Brief: Filter the lines below, keeping each one that holds "label".

Supplied information:
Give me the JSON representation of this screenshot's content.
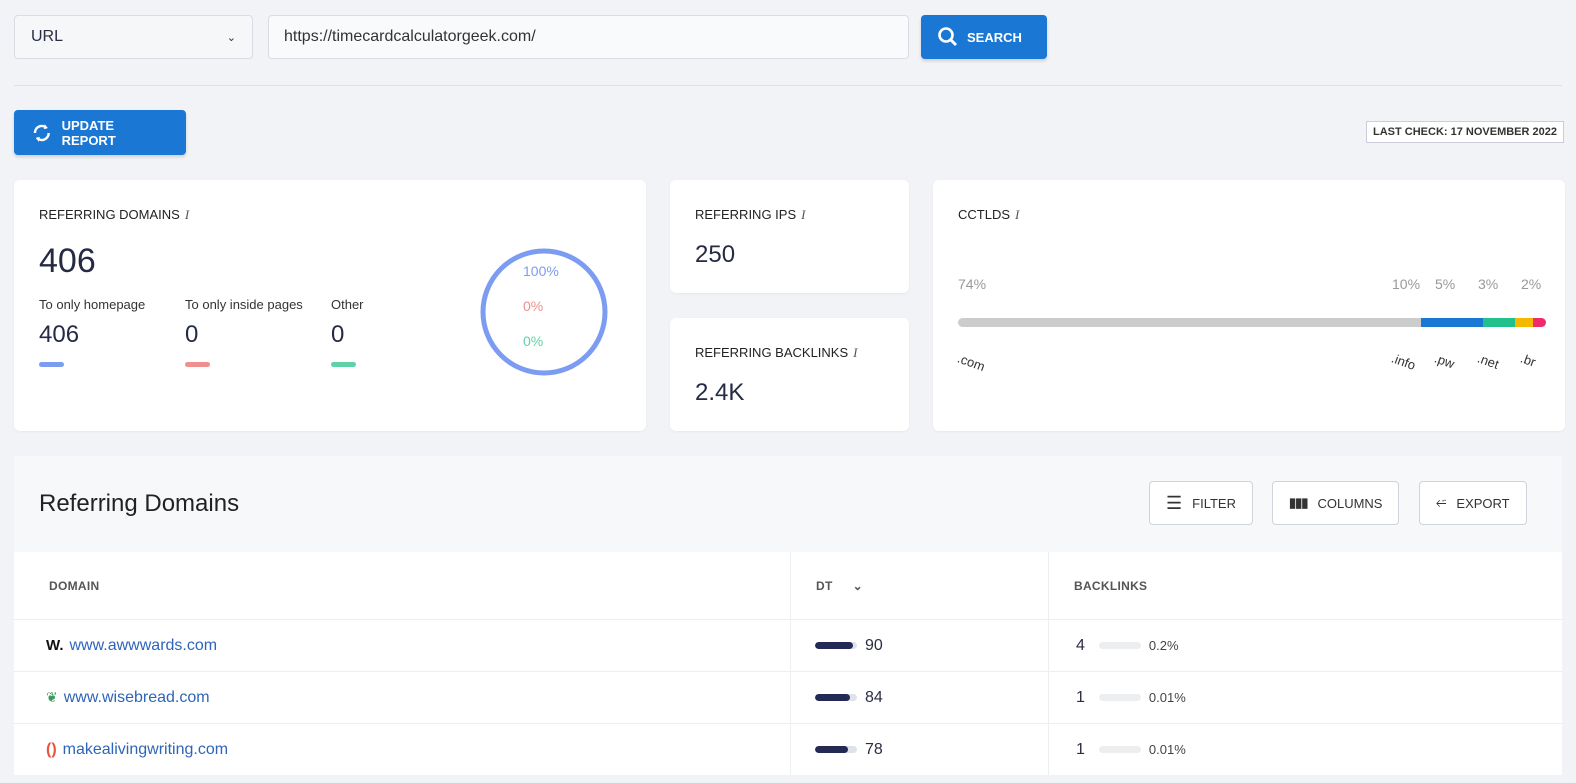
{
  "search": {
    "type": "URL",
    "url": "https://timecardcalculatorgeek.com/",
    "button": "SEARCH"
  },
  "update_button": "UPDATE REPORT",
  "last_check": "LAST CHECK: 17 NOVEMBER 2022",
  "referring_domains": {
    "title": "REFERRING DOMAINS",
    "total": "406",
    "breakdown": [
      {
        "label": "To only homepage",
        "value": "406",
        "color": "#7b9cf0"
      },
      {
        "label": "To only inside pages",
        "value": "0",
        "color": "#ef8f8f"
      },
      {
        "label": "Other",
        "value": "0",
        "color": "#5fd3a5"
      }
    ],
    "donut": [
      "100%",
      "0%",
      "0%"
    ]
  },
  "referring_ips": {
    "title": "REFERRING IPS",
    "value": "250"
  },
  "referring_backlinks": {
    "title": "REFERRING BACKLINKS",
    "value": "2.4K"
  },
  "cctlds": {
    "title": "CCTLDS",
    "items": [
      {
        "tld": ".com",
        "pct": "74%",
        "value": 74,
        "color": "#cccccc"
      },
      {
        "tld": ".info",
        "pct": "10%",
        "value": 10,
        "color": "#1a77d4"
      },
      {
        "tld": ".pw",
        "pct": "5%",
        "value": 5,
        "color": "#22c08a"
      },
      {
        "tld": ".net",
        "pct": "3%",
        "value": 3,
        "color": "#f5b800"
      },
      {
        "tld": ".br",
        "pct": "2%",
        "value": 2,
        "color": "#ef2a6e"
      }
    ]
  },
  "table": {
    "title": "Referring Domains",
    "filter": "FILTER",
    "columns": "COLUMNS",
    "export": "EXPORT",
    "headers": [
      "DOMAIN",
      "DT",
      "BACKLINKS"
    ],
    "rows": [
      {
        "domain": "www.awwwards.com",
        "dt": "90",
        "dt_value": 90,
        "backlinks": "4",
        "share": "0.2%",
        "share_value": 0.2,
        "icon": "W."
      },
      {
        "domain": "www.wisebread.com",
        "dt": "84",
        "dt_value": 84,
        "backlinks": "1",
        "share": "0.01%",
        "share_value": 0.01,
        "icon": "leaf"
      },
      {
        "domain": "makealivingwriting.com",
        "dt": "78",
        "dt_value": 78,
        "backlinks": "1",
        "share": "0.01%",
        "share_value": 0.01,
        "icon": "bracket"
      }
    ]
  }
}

Response:
        "label": "To only homepage",
        "label": "To only inside pages",
        "label": "Other",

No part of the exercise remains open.